Then: As the album enters its final stretch, there’s a sense of relaxation from Bowie. ‘Dollar Days’ is almost pastoral, a wash of piano, strings and – yes – saxophone, in which he reminisces over ‘English evergreens’ and a former love (“don’t believe for just one second I’m forgetting you / I’m trying to”). Despite the epic scope of the song, it’s a piece of relative warmth and humanity in the face of the part-playing control and reserve found from Bowie elsewhere.
Now: Oh man. Write those lyrics down and read them over. ‘If I never see the English evergreens I’m running to / it’s nothing to me’; ‘I’m dying to / push their backs against the grain and fool them all again and again / I’m trying to’; ‘Don’t believe for just one second I’m forgetting you.’ And the drama in his voice… you might be tearing up around now.
'I Can’t Give Everything Away'

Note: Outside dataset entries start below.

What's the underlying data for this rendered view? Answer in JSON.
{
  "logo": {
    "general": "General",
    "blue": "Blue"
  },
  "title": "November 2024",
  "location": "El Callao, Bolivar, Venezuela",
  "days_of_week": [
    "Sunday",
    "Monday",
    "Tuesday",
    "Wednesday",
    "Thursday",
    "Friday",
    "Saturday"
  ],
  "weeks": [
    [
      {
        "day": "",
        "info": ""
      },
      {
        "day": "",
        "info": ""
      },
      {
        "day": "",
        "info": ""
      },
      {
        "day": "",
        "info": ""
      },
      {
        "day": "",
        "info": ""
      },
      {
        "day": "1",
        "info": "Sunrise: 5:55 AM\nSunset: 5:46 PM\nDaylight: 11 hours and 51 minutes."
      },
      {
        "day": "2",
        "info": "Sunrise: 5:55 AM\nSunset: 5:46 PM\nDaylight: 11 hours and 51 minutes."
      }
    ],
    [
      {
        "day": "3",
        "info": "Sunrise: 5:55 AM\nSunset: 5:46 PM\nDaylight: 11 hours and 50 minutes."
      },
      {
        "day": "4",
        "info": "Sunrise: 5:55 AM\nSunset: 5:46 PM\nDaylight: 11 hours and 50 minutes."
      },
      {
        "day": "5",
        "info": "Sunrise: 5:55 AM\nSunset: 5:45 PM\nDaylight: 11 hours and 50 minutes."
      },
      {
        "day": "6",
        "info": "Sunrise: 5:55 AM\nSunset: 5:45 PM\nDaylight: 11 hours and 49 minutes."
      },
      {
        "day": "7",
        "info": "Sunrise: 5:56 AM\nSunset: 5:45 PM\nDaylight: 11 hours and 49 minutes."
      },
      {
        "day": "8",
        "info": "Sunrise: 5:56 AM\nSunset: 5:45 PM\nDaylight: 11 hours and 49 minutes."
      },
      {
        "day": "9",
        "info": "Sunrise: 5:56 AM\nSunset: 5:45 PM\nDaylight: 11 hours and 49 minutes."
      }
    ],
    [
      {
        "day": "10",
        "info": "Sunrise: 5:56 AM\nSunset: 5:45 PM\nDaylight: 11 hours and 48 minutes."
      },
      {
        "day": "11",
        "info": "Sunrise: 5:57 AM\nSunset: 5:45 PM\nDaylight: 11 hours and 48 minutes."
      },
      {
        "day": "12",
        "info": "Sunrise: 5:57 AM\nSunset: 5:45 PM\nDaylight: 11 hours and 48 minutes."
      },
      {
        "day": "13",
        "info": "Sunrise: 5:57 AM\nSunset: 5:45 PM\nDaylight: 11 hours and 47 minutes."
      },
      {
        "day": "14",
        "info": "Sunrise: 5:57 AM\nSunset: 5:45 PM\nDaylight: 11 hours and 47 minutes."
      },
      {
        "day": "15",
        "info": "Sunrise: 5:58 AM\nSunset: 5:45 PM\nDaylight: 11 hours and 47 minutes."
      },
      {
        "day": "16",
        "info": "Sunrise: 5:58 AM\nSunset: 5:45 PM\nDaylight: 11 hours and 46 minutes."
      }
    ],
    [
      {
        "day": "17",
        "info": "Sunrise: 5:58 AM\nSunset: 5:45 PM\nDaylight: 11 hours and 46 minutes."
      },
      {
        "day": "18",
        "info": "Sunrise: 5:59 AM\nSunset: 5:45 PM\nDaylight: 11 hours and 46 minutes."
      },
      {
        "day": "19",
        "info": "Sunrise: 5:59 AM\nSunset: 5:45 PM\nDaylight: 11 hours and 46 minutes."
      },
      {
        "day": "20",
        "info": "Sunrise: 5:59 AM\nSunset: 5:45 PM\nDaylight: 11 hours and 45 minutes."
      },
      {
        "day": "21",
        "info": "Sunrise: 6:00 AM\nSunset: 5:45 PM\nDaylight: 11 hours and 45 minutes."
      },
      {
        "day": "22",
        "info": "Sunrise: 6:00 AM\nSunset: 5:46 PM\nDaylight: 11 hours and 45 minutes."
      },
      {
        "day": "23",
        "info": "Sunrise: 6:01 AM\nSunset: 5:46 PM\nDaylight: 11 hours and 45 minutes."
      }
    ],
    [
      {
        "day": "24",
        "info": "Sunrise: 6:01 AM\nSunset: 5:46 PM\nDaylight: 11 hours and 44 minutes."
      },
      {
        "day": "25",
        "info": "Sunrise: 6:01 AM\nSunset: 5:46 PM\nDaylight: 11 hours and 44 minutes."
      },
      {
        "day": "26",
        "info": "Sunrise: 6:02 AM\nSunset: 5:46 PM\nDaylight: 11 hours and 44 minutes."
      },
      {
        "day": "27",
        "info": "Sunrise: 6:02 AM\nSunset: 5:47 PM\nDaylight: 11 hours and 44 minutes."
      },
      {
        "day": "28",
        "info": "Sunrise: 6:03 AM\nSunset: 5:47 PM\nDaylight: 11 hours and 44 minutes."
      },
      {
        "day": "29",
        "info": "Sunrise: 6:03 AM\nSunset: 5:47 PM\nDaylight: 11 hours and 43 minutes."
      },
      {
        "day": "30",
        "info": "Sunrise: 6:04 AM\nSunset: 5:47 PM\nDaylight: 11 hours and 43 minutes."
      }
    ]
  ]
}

Then: Continuing in the same vein as ‘Dollar Days’, there’s more of a sense of relative emotional exposure from Bowie here. The music is bright, and based around upbeat keyboards and a bit of harmonica alongside the sax. Mostly repeating the title line with a tone of impassioned conflict to its lullaby croon, Bowie’s voice sounds most connected to that of his youth; in this case the alluring softness of ‘China Girl’ or ‘Absolute Beginners’. The words are also a reference to that sense of disguised, stand-offish reserve which his best work bears, and this record certainly falls into that category. Blackstar may be his last, or it may be far from it, but it would be a wonderful and still-essential way to bow out.
Now: Indeed. There’s a key verse in there which seems to have Bowie summing up the purpose of his entire career, if you want to take it like that: ‘Seeing more and feeling less / saying no but meaning yes / this is all I ever meant.’ But really, now we’re at the end, the time for signs and clues is over. Listen to the purposeful sweep of the music and the charming, emotive quality of his voice. Bowie wasn’t a star because he always looked effortlessly good, or wrong-footed us with his style changes, or seemed to have a grand plan which moved beyond mortal understanding. At his best he simply made effortlessly beautiful music which moved the feet or the heart, and left you feeling changed for having heard it. This is definitely one of those songs.
Blackstar by David Bowie is out now on Columbia.